- You might even find one hidden in a coin hoard buried in a yard. Sound far fetched? Think again… one couple scored millions when they dug up a hoard of gold coins buried in coffee can on their property!
Here’s why the Denver “D” mintmark was stamped horizontally:
Before 1990, Mint operator handpunched mintmarks on coin dies, and sometimes the mintmark was accidentally applied in the wrong direction, such as the 1942-D Over Horizontal D nickel.
Usually the mintmark orientation was corrected by re-stamping the mintmark over the wayward mintmark, resulting in these crazy-looking mintmark errors.
Other Rare Jefferson Nickel Values
There are many other valuable Jefferson nickels that can be found in loose change.
These are 14 of the scarcest Jefferson nickels, and their approximate values:
- 1939 Doubled MONTICELLO & FIVE CENTS — $50+
- 1939-D — $7+
- 1943-P, 3 Over 2 — $35+
- 1943-P Doubled Eye — $15+
- 1945-P Doubled Die Reverse — $15+
- 1949-D, D Over S — $35+
- 1950-D — $10+
- 1954-S, S Over D — $15+
- 1955-D, D Over S — $18+
- 1971 No-S Proof — $1,000+
- 1979-S Type 2 (Clear “S”) Proof — $5+
- 1981-S Type 2 (Clear “S”) Proof — $5+
- 1994-P Special Uncirculated — $40+
- 1997-P Special Uncirculated — $175+
*Values included in the list directly above are for coins in a grade of Very Fine-20 in the cases of those made before 1960 and uncirculated for dates afterward unless otherwise noted.
IMPORTANT: Do You Know The Grade Of Your Nickel?

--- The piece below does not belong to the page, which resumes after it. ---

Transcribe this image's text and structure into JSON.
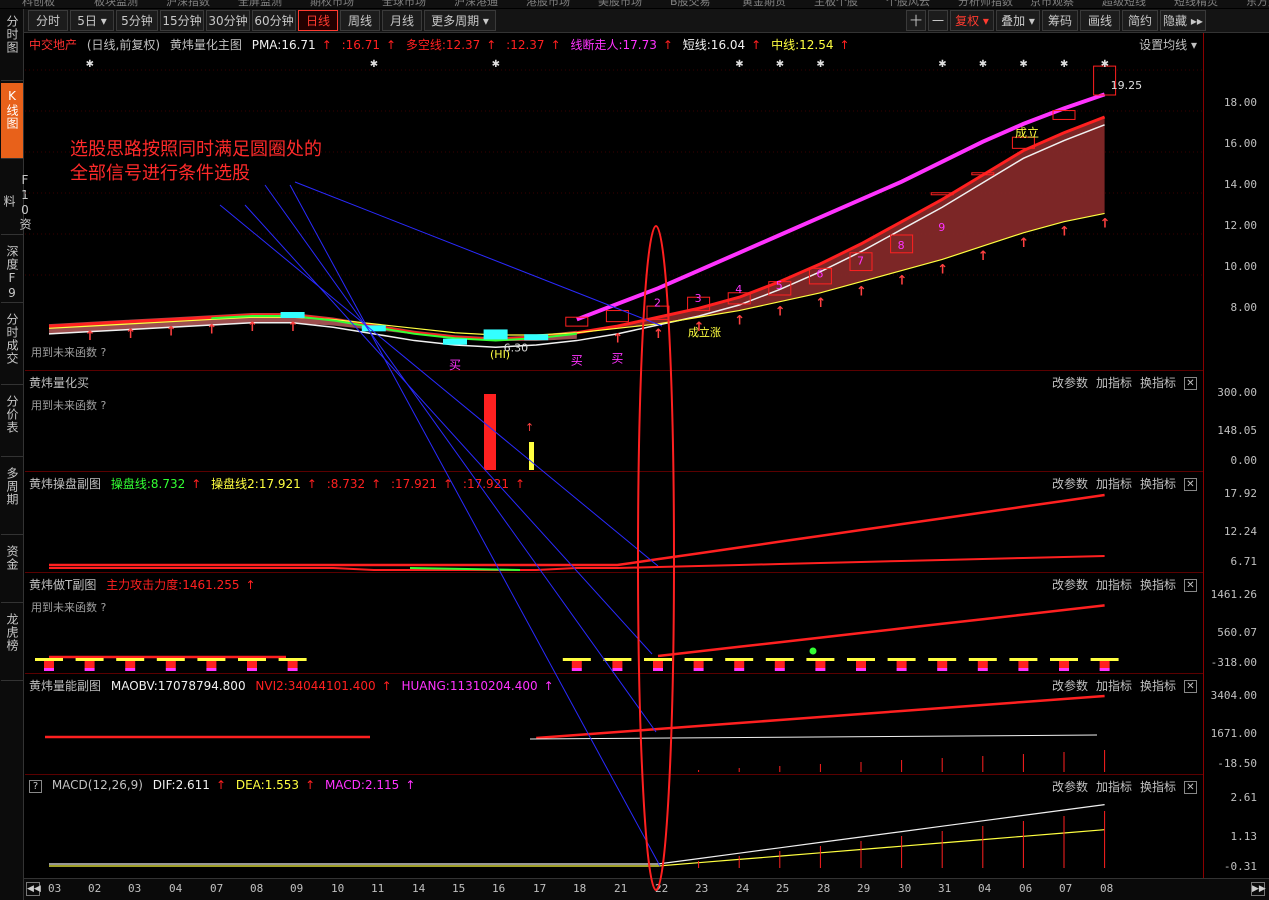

To determine the true value of your nickel, you first need to know what condition (or grade) your coin is in.
Grab a coin magnifier and a copy of the U.S. Coin Grading Standards book. Then, watch this video to see how to grade coins yourself at home:
More About Jefferson Nickel Values
In addition to the links I’ve included above, here are some other resources to help you learn more about your Jefferson nickels:
- How Much Are Jefferson Nickels & War Nickels Worth?
- Are Old Jefferson Nickels Worth Anything?
- Most Valuable Nickels: A List Of Old Nickels Worth Holding On To
- Historical Values Of Jefferson Nickels
- Rare U.S. Coins: Which Nickels, Pennies, Dimes & Quarters To Keep
I’m the Coin Editor here at TheFunTimesGuide. My love for coins began when I was 11 years old. I primarily collect and study U.S. coins produced during the 20th century. I’m a member of the American Numismatic Association (ANA) and the Numismatic Literary Guild (NLG) and have won multiple awards from the NLG for my work as a coin journalist. I’m also the editor at the Florida United Numismatists Club (FUN Topics magazine), and author of Images of America: The United States Mint in Philadelphia (a book that explores the colorful history of the Philadelphia Mint). I’ve contributed hundreds of articles for various coin publications including COINage, The Numismatist, Numismatic News, Coin Dealer Newsletter, Coin Values, and CoinWeek. I’ve authored nearly 1,000 articles here at The Fun Times Guide to Coins (many of them with over 50K shares), and I welcome your coin questions in the comments below!